The district has decided that students currently in grades 6-12 will not switch schools and will still graduate at the high school they were supposed to attend before the redistricting, even if they are located in a redistricted area.
However, current kindergarten through 5th graders who live in a redistricted area will have to switch schools beginning in the 2019-2020 school year.
CRSD has also planned many changes for the infrastructure of the district, including renovations for Holland Middle School, Wrightstown Elementary School, and Rolling Hills Elementary School.
The district plans to close Richboro Middle School, and the Wrightstown Elementary School students will temporarily use the Richboro Middle School building during the Wrightstown renovations.
However, the change that is arguably most exciting is the construction of a new Newtown Middle School. The new NMS building will be finished by May or June of this year. According to Mr. Long, the NMS principal, the new structure will have better Wi-Fi connectivity, bigger classrooms, and easier access to the gym and auditorium.
Overall, the changes CRSD is making may seem intimidating, but they will be very beneficial to the students in the district.

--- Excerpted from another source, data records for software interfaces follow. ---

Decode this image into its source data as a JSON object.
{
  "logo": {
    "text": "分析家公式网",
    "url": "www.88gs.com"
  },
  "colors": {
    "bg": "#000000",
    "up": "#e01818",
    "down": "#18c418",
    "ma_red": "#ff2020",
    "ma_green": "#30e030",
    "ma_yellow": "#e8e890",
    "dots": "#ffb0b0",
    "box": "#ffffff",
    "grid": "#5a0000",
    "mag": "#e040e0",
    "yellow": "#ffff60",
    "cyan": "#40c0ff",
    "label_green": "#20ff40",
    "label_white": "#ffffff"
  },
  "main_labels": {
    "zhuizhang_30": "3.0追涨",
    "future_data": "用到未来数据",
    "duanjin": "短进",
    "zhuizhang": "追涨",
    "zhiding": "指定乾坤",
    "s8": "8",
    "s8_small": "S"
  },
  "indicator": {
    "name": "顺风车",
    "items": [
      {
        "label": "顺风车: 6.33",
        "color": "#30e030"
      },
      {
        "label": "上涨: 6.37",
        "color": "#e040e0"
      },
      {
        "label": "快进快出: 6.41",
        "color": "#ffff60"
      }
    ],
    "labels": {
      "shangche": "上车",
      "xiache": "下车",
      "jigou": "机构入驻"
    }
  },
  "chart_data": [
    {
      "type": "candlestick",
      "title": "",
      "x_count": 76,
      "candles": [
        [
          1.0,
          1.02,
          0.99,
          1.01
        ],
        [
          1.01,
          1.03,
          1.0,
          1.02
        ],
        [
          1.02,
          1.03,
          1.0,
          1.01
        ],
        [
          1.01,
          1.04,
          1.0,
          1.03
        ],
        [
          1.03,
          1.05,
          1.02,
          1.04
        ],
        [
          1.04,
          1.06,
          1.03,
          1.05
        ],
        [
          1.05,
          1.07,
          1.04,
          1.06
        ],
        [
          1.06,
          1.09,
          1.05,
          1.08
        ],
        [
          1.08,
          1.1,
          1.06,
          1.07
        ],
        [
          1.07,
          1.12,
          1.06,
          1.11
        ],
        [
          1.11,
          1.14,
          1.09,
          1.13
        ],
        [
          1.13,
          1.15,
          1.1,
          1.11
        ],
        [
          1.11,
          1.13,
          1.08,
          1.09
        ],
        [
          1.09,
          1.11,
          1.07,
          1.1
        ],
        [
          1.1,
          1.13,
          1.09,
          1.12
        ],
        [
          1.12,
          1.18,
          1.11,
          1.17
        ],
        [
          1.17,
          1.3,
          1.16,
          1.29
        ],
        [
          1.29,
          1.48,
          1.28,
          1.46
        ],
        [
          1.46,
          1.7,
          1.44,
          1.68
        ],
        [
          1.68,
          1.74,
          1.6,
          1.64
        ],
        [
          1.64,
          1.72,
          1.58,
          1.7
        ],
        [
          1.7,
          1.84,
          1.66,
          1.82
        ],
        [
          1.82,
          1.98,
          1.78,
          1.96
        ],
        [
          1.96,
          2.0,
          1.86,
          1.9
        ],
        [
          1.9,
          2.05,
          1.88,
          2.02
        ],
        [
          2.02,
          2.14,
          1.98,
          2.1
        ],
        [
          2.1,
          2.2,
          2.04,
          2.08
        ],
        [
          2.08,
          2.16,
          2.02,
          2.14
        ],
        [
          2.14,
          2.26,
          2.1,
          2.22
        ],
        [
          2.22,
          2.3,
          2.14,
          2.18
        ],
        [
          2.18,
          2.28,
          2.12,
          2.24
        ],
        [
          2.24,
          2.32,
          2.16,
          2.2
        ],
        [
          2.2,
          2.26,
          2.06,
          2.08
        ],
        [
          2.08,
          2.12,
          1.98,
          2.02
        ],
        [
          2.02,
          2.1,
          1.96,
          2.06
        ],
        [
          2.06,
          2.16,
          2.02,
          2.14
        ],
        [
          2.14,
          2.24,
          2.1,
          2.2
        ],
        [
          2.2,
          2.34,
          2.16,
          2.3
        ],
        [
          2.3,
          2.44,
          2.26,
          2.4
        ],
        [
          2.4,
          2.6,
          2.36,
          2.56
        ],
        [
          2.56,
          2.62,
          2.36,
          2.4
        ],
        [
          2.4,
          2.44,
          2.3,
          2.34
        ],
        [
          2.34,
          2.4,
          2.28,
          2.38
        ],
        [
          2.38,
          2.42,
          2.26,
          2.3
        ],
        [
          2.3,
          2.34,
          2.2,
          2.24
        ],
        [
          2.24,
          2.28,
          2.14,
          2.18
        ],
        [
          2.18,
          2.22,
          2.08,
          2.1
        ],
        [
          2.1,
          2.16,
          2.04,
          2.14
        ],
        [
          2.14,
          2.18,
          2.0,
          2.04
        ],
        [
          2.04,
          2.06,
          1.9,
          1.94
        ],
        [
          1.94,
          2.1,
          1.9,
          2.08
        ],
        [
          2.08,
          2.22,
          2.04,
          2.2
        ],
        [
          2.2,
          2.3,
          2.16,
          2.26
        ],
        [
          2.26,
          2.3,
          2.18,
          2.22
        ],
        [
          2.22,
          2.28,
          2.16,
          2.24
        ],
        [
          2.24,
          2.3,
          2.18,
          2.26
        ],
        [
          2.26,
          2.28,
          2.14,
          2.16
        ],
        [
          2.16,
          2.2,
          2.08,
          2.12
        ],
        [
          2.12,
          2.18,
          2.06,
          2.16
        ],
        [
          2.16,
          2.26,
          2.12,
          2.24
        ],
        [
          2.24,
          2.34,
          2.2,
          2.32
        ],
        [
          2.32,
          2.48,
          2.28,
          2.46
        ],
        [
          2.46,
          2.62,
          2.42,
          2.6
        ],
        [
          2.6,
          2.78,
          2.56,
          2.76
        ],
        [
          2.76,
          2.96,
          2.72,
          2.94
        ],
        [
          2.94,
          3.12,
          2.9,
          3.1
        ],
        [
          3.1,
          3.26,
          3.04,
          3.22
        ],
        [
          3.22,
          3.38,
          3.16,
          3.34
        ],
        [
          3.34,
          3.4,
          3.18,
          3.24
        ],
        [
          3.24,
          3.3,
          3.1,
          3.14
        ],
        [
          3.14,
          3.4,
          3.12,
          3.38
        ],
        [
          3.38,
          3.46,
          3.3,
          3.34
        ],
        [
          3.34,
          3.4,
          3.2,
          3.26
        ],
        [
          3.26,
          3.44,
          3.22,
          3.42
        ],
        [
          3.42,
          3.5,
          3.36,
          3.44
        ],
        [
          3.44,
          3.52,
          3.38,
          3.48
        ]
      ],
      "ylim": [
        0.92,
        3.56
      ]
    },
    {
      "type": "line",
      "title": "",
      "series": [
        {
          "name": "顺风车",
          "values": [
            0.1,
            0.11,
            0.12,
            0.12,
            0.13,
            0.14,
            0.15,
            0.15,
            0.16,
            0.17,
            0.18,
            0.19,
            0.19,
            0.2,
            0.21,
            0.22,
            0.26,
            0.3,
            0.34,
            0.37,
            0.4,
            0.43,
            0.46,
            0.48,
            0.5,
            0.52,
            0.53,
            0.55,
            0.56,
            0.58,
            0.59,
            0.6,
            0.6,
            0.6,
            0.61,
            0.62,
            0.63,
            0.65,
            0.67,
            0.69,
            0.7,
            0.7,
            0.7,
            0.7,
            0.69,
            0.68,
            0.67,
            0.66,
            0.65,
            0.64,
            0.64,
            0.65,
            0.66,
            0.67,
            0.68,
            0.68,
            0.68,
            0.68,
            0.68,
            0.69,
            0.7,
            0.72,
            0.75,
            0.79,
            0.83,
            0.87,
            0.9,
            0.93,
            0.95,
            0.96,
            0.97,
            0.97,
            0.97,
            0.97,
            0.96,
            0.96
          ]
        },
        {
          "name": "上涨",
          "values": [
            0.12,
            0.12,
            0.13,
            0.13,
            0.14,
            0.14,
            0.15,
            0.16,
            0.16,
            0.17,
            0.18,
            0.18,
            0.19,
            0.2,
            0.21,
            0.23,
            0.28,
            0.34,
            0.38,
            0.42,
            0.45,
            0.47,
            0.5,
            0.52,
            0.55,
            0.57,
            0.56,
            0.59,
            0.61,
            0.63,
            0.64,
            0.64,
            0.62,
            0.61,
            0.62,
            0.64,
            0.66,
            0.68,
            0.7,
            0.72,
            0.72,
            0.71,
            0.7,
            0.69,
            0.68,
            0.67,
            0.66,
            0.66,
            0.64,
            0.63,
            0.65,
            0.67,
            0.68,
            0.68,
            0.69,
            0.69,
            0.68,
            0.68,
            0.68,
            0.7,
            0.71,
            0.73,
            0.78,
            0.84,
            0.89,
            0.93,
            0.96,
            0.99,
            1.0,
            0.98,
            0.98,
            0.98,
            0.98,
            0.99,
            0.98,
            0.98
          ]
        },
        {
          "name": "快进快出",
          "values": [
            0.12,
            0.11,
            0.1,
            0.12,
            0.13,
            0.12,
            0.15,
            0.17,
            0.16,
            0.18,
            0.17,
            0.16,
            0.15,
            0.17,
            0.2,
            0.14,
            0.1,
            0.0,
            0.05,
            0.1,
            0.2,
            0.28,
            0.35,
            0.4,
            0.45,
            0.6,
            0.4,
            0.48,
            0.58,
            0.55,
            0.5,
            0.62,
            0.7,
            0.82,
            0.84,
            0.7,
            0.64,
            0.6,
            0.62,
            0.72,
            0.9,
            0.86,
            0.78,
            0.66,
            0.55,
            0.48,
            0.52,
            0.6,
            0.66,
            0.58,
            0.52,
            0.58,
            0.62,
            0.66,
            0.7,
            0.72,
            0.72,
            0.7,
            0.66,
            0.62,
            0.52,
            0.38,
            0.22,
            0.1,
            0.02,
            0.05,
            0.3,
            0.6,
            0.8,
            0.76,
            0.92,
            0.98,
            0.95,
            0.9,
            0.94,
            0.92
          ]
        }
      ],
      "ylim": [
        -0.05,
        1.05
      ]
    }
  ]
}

These changes can improve student experiences by reducing overcrowding and making school facilities more attractive and useful.
As Mr. Long explained while describing the changes taking place at the middle school, we should be excited “to forge new customs and traditions while maintaining CR’s excellence in education.”